Suleman's Carry On
It is interesting to consider how Suleman was truly able to polish his English proficiency when he moved to the United States. In Pakistan, Suleman was accustomed to speaking Urdu in almost all facets of life. Wether he was with friends, family, or even strangers, he was able to communicate with them through his native tongue, Urdu. Suleman, after his undergraduate studies in Pakistan, decided to move to the United States in order to continue his graduate studies. He received an acceptance letter to the University of Oklahoma, and he immediately decided that Oklahoma was the place for him. While at the University of Oklahoma, he encountered many situations in which he had to speak the American language of English. In a sense, he was surrounded by the language. Most of the students, faculty, and even his friends had a pretty fluent understanding of English. Soon enough, after indulging in the environment and communicating and interacting with his peers, Suleman developed a mastery of the language. This relates to Adnan's story, especially because he faced the same issue. After moving to Emory University however, he has noted an increase in his proficiency, simply because of his interactions with friends and peers.

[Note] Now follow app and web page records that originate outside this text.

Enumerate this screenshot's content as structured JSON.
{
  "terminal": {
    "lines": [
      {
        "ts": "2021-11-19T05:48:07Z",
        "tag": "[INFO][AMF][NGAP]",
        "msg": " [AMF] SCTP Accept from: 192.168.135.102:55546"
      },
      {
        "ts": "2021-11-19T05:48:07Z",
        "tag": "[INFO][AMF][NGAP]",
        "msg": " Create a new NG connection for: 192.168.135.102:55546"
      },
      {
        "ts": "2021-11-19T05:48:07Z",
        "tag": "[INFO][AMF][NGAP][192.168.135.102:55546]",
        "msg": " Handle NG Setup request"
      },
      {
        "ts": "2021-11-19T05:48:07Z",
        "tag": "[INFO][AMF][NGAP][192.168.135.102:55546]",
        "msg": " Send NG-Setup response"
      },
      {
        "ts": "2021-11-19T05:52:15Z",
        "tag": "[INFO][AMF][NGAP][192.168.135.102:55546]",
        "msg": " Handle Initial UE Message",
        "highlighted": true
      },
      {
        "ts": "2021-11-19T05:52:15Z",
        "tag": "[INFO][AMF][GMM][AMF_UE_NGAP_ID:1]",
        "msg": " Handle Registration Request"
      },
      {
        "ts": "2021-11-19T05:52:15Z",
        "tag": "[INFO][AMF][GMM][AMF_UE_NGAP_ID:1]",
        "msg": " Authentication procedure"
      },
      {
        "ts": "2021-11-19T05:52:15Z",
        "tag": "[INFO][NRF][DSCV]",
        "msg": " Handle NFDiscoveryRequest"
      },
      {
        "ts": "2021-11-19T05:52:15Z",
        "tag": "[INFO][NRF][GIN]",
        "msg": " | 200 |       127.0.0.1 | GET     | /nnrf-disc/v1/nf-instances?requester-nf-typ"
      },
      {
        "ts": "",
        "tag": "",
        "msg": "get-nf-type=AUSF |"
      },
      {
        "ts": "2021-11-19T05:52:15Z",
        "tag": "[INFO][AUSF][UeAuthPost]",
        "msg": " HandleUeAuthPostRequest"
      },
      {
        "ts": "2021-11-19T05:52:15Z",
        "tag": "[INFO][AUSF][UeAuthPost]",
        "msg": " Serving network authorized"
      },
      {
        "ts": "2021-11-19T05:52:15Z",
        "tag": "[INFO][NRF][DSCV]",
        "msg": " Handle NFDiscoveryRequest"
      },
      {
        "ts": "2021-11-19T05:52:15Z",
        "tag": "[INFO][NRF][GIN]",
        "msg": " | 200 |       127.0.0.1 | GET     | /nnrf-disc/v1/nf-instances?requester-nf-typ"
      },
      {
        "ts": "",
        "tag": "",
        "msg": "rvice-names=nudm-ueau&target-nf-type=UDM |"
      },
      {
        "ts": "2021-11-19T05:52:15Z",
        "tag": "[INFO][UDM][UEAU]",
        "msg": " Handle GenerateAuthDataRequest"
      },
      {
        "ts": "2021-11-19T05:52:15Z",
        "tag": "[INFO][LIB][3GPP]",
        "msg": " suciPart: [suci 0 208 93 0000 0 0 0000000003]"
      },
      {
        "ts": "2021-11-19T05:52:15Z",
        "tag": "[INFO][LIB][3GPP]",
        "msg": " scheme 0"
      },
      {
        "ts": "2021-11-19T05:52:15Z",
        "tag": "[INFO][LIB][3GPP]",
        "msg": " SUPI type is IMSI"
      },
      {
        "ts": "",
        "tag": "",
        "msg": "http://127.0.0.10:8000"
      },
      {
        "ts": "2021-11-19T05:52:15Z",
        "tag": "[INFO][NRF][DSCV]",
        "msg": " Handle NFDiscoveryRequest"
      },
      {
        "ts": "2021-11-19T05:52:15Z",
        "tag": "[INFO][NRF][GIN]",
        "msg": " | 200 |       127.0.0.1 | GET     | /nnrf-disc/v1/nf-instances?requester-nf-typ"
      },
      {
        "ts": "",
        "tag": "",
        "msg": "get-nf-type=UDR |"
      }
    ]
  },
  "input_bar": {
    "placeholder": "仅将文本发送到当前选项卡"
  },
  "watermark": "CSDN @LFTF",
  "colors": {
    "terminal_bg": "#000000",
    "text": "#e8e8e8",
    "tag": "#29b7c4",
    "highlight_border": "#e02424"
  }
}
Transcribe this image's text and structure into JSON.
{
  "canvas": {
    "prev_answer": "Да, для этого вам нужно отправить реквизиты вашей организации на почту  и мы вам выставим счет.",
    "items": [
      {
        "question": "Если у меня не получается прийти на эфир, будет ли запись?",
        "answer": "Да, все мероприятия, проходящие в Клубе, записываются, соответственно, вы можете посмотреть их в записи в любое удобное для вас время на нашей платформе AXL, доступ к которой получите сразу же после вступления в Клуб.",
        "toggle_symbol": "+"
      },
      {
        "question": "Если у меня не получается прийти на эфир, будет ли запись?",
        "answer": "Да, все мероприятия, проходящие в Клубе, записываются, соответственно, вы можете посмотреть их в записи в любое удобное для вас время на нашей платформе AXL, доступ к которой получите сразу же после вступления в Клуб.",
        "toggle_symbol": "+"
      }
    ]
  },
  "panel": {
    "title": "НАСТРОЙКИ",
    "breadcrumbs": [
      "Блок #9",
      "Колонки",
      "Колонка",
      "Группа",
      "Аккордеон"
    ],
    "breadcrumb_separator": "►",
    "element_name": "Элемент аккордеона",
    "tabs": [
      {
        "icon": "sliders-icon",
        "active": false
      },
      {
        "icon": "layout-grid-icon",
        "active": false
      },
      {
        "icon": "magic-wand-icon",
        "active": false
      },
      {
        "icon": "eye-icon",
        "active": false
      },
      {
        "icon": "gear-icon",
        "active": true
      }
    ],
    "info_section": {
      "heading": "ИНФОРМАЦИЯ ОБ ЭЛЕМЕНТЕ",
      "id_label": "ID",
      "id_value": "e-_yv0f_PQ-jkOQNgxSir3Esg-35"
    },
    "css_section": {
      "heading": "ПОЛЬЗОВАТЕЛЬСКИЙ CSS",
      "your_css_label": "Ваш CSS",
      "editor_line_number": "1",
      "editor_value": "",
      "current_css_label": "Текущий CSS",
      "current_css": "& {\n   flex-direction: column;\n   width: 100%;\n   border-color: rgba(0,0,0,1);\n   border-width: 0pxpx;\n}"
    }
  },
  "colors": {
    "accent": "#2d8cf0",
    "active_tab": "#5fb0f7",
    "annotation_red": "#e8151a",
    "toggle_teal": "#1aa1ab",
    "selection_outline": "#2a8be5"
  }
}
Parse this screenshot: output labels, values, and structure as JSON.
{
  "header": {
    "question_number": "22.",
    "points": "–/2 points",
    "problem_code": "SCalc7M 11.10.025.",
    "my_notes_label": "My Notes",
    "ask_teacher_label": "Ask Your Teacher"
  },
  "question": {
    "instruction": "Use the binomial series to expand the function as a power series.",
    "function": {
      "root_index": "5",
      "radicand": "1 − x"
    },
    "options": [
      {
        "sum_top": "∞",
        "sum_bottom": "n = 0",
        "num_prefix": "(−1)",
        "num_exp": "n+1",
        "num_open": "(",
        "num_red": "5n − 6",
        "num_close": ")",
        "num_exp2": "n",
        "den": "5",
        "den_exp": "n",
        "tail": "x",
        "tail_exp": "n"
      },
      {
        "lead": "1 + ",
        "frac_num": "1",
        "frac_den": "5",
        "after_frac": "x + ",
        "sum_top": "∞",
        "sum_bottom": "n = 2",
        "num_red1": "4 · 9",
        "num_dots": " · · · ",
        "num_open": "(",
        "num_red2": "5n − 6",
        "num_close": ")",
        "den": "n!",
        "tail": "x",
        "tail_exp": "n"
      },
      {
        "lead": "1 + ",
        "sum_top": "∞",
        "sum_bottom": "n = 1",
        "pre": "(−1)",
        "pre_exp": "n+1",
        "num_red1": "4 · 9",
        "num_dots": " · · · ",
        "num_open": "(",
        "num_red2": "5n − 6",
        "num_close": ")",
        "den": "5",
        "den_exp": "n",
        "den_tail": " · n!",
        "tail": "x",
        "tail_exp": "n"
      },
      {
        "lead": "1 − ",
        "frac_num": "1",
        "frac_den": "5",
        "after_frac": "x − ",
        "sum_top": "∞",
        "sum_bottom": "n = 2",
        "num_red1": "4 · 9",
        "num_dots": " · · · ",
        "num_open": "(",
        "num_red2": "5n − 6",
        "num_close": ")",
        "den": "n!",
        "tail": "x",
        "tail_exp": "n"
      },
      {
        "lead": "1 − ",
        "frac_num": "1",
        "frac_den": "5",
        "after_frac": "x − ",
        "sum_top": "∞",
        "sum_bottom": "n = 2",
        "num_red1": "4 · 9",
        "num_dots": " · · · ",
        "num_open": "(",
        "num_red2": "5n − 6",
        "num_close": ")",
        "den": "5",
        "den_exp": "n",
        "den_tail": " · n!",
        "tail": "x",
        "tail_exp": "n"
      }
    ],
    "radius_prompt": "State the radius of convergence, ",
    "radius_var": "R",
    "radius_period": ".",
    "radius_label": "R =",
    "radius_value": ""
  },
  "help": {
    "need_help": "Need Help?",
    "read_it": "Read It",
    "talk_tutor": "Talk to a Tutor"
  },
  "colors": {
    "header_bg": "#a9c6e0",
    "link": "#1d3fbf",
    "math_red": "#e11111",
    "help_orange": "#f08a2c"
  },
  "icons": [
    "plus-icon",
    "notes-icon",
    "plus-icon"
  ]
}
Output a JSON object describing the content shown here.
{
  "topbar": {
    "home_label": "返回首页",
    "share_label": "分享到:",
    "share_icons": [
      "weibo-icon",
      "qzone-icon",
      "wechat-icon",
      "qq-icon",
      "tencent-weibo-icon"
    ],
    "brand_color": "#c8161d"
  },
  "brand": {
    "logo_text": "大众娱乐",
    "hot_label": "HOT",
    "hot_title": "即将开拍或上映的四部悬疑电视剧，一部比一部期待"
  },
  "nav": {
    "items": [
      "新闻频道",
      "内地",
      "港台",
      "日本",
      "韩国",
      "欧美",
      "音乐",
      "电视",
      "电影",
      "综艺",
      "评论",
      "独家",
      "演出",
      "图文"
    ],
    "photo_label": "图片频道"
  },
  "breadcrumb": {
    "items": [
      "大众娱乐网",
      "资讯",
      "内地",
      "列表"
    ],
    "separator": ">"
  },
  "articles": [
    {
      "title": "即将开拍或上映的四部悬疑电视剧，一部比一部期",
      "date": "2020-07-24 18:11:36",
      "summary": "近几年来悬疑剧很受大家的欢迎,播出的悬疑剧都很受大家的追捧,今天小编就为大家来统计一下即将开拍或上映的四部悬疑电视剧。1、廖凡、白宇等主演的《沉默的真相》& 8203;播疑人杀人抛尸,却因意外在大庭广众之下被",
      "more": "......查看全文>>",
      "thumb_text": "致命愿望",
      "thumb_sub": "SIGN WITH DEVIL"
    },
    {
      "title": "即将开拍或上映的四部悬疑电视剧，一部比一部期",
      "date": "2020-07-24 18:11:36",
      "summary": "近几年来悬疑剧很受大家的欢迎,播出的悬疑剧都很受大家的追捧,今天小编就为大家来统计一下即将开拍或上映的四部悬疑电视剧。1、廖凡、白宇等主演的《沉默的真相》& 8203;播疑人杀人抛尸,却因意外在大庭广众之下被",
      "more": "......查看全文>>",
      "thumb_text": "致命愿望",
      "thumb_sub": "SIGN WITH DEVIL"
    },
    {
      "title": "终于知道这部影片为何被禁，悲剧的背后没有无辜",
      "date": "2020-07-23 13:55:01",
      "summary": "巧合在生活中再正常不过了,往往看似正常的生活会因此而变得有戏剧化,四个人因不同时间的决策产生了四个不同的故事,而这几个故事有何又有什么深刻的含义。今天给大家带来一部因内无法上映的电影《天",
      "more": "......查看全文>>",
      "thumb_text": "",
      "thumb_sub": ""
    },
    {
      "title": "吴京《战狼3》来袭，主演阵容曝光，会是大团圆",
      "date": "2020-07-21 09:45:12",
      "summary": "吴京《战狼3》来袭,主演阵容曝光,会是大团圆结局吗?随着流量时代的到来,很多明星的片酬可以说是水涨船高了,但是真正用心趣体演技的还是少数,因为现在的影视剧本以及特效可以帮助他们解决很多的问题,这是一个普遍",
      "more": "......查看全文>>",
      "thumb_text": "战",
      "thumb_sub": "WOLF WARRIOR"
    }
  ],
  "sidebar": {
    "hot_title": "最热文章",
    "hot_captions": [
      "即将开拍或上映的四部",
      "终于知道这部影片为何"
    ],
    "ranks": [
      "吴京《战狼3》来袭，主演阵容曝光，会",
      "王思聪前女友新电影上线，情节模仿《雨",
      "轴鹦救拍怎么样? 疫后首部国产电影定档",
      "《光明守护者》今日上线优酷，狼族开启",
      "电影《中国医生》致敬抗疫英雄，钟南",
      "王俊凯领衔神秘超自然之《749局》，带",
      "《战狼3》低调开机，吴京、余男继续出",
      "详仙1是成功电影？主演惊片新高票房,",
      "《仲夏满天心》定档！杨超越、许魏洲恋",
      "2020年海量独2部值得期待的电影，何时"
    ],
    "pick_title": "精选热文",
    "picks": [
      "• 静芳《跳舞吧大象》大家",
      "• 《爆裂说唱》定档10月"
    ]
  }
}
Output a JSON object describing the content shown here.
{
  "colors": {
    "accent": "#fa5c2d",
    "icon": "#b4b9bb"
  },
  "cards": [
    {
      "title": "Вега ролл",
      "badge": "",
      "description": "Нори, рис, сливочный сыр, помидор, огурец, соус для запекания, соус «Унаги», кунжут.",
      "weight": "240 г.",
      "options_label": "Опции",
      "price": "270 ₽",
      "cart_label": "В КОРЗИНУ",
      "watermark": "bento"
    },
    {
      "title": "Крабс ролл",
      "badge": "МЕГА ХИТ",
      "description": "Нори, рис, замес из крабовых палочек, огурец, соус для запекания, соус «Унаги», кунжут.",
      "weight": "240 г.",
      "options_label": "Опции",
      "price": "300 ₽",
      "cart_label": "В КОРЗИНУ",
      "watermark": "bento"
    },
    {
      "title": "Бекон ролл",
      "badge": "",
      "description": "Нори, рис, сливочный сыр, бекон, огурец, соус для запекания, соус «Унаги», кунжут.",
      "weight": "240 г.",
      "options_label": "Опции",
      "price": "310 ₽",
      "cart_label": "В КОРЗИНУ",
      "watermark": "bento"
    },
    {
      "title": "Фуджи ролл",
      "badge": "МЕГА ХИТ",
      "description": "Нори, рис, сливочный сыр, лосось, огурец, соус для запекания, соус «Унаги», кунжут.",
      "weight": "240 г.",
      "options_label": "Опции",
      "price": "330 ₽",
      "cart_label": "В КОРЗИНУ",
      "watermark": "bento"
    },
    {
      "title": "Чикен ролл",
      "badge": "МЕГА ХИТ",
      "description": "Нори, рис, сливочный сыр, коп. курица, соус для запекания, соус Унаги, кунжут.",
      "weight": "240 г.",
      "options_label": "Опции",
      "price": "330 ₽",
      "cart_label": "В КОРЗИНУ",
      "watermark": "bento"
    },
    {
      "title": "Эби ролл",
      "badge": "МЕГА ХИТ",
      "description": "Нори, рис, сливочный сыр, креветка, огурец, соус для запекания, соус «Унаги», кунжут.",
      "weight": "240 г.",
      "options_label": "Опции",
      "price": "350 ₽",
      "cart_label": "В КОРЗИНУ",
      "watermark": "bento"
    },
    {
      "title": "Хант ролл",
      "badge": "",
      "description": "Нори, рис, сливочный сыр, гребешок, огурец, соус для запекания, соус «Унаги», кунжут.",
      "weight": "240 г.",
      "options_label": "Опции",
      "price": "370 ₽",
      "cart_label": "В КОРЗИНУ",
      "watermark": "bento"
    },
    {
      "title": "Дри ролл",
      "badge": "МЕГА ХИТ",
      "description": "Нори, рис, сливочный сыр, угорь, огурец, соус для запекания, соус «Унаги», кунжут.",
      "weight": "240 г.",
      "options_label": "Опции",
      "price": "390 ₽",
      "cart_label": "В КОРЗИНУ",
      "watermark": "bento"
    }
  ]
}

In Lanuguage in the brain, Helmut Schnelle claims that formal studies "are too limited and inappropriate for practical usage of language" (Schnelle 14). This holds true in Suleman's case. Suleman did attain some formal studies in Pakistan, but he was not able to truly master the language until he was placed into an environment where the language was primarily spoken. Interestingly, Kevin Stacey, in Brain Anatomy and Language in Young Children, notes that the environment plays a huge role in the language development of infants, and that the increased myelin growth (linked with linguistic development) allows infants to learn a language better than most adults (Stacey). The scope of this argument is limited to an extent, simply because Suleman did not have an increasingly difficult time learning the language. He did admit that the environment played a large role in his language development, but this linguistic development occurred very late in his life. For this reason, one may conclude that myelin growth was especially prevalent in his brain, even after reaching the age of 24. Overall, Suleman did face initial issues with the mastery of English, but it did not take him long to develop his linguistic abilities. He was able to adapt, and the language skills he learned then are still helping him in his personal, social, and professional life today.